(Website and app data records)
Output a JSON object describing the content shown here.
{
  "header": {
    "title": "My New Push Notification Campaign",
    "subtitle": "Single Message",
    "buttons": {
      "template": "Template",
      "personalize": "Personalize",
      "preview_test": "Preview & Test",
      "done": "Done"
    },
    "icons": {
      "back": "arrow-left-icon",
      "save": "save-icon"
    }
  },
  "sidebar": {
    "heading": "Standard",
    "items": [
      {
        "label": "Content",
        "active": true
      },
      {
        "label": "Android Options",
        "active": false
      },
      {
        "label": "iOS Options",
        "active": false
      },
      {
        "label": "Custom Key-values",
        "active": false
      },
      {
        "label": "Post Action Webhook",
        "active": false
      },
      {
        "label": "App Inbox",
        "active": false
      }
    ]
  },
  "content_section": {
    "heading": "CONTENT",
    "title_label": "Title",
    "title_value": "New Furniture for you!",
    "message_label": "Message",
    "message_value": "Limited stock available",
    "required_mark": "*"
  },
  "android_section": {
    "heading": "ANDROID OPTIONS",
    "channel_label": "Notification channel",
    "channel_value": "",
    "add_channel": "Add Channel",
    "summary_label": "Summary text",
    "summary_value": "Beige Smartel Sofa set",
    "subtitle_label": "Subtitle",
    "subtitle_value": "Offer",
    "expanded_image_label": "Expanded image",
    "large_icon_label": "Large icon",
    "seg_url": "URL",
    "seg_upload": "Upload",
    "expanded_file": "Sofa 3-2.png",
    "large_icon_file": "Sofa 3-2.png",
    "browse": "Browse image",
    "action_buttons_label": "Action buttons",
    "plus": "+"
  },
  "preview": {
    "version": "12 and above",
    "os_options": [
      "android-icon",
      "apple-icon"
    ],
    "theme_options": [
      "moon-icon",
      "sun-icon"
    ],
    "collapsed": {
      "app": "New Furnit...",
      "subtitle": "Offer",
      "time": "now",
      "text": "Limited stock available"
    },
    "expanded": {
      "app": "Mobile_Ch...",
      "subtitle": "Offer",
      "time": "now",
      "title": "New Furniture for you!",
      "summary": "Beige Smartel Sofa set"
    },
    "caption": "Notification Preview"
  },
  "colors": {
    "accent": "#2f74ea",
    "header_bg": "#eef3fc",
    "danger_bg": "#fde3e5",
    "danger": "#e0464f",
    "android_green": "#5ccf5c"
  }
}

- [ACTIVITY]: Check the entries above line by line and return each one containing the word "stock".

- [ANSWER SECTION]:
    "message_value": "Limited stock available",
      "text": "Limited stock available"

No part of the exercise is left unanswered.